**Records:**
****************************************

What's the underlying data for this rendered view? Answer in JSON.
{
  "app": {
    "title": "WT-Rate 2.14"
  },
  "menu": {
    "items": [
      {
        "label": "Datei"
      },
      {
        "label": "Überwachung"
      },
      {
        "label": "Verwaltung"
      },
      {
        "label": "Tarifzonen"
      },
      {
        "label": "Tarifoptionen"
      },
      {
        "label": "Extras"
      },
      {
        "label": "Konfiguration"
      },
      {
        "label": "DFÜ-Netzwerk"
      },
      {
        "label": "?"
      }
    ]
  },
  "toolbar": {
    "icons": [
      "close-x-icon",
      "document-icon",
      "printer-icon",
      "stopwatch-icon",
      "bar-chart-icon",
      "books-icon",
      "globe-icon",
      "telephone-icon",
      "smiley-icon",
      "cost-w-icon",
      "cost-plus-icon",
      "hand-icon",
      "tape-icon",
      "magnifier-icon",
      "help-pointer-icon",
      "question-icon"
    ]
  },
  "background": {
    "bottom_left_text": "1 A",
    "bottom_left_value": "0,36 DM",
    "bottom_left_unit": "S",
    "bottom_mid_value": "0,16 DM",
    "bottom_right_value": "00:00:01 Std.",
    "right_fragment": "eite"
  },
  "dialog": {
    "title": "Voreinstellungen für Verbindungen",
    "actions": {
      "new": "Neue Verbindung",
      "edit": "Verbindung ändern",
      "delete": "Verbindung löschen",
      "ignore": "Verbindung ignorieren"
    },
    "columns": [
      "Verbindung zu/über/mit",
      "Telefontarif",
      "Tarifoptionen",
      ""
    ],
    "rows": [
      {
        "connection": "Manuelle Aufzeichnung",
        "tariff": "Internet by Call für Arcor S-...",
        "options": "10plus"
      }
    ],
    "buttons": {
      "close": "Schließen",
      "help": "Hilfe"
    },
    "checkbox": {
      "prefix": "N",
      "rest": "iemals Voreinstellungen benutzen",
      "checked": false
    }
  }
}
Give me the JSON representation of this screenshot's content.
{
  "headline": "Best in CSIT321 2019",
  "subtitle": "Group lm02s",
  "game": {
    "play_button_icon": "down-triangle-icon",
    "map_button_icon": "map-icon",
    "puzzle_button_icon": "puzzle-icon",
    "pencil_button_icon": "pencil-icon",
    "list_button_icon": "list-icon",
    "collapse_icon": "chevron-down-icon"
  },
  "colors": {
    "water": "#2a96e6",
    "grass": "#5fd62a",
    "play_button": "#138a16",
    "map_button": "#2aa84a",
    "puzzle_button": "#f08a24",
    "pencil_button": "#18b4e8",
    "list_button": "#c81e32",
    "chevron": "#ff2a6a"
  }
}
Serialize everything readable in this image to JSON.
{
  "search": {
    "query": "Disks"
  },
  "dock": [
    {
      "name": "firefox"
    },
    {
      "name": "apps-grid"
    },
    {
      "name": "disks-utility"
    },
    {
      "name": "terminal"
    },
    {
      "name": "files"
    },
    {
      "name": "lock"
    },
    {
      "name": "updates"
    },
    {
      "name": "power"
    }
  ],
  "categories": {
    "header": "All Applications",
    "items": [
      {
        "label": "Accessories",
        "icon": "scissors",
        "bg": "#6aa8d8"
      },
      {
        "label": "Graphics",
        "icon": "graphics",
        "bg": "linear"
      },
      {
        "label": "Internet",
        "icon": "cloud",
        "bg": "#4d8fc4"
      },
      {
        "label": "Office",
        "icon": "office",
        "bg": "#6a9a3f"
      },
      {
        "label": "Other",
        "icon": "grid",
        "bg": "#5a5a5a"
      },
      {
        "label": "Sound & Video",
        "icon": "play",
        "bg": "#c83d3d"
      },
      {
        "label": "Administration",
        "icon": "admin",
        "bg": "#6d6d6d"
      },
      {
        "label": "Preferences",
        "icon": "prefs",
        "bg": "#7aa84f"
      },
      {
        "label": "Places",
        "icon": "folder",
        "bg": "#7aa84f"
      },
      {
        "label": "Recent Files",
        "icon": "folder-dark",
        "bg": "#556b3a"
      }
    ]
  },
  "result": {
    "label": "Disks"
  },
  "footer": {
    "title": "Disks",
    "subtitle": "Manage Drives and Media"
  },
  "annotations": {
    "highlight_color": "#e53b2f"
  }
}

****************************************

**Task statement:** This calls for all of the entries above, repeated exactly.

**Answer section:**
What's the underlying data for this rendered view? Answer in JSON.
{
  "app": {
    "title": "WT-Rate 2.14"
  },
  "menu": {
    "items": [
      {
        "label": "Datei"
      },
      {
        "label": "Überwachung"
      },
      {
        "label": "Verwaltung"
      },
      {
        "label": "Tarifzonen"
      },
      {
        "label": "Tarifoptionen"
      },
      {
        "label": "Extras"
      },
      {
        "label": "Konfiguration"
      },
      {
        "label": "DFÜ-Netzwerk"
      },
      {
        "label": "?"
      }
    ]
  },
  "toolbar": {
    "icons": [
      "close-x-icon",
      "document-icon",
      "printer-icon",
      "stopwatch-icon",
      "bar-chart-icon",
      "books-icon",
      "globe-icon",
      "telephone-icon",
      "smiley-icon",
      "cost-w-icon",
      "cost-plus-icon",
      "hand-icon",
      "tape-icon",
      "magnifier-icon",
      "help-pointer-icon",
      "question-icon"
    ]
  },
  "background": {
    "bottom_left_text": "1 A",
    "bottom_left_value": "0,36 DM",
    "bottom_left_unit": "S",
    "bottom_mid_value": "0,16 DM",
    "bottom_right_value": "00:00:01 Std.",
    "right_fragment": "eite"
  },
  "dialog": {
    "title": "Voreinstellungen für Verbindungen",
    "actions": {
      "new": "Neue Verbindung",
      "edit": "Verbindung ändern",
      "delete": "Verbindung löschen",
      "ignore": "Verbindung ignorieren"
    },
    "columns": [
      "Verbindung zu/über/mit",
      "Telefontarif",
      "Tarifoptionen",
      ""
    ],
    "rows": [
      {
        "connection": "Manuelle Aufzeichnung",
        "tariff": "Internet by Call für Arcor S-...",
        "options": "10plus"
      }
    ],
    "buttons": {
      "close": "Schließen",
      "help": "Hilfe"
    },
    "checkbox": {
      "prefix": "N",
      "rest": "iemals Voreinstellungen benutzen",
      "checked": false
    }
  }
}
Give me the JSON representation of this screenshot's content.
{
  "headline": "Best in CSIT321 2019",
  "subtitle": "Group lm02s",
  "game": {
    "play_button_icon": "down-triangle-icon",
    "map_button_icon": "map-icon",
    "puzzle_button_icon": "puzzle-icon",
    "pencil_button_icon": "pencil-icon",
    "list_button_icon": "list-icon",
    "collapse_icon": "chevron-down-icon"
  },
  "colors": {
    "water": "#2a96e6",
    "grass": "#5fd62a",
    "play_button": "#138a16",
    "map_button": "#2aa84a",
    "puzzle_button": "#f08a24",
    "pencil_button": "#18b4e8",
    "list_button": "#c81e32",
    "chevron": "#ff2a6a"
  }
}
Serialize everything readable in this image to JSON.
{
  "search": {
    "query": "Disks"
  },
  "dock": [
    {
      "name": "firefox"
    },
    {
      "name": "apps-grid"
    },
    {
      "name": "disks-utility"
    },
    {
      "name": "terminal"
    },
    {
      "name": "files"
    },
    {
      "name": "lock"
    },
    {
      "name": "updates"
    },
    {
      "name": "power"
    }
  ],
  "categories": {
    "header": "All Applications",
    "items": [
      {
        "label": "Accessories",
        "icon": "scissors",
        "bg": "#6aa8d8"
      },
      {
        "label": "Graphics",
        "icon": "graphics",
        "bg": "linear"
      },
      {
        "label": "Internet",
        "icon": "cloud",
        "bg": "#4d8fc4"
      },
      {
        "label": "Office",
        "icon": "office",
        "bg": "#6a9a3f"
      },
      {
        "label": "Other",
        "icon": "grid",
        "bg": "#5a5a5a"
      },
      {
        "label": "Sound & Video",
        "icon": "play",
        "bg": "#c83d3d"
      },
      {
        "label": "Administration",
        "icon": "admin",
        "bg": "#6d6d6d"
      },
      {
        "label": "Preferences",
        "icon": "prefs",
        "bg": "#7aa84f"
      },
      {
        "label": "Places",
        "icon": "folder",
        "bg": "#7aa84f"
      },
      {
        "label": "Recent Files",
        "icon": "folder-dark",
        "bg": "#556b3a"
      }
    ]
  },
  "result": {
    "label": "Disks"
  },
  "footer": {
    "title": "Disks",
    "subtitle": "Manage Drives and Media"
  },
  "annotations": {
    "highlight_color": "#e53b2f"
  }
}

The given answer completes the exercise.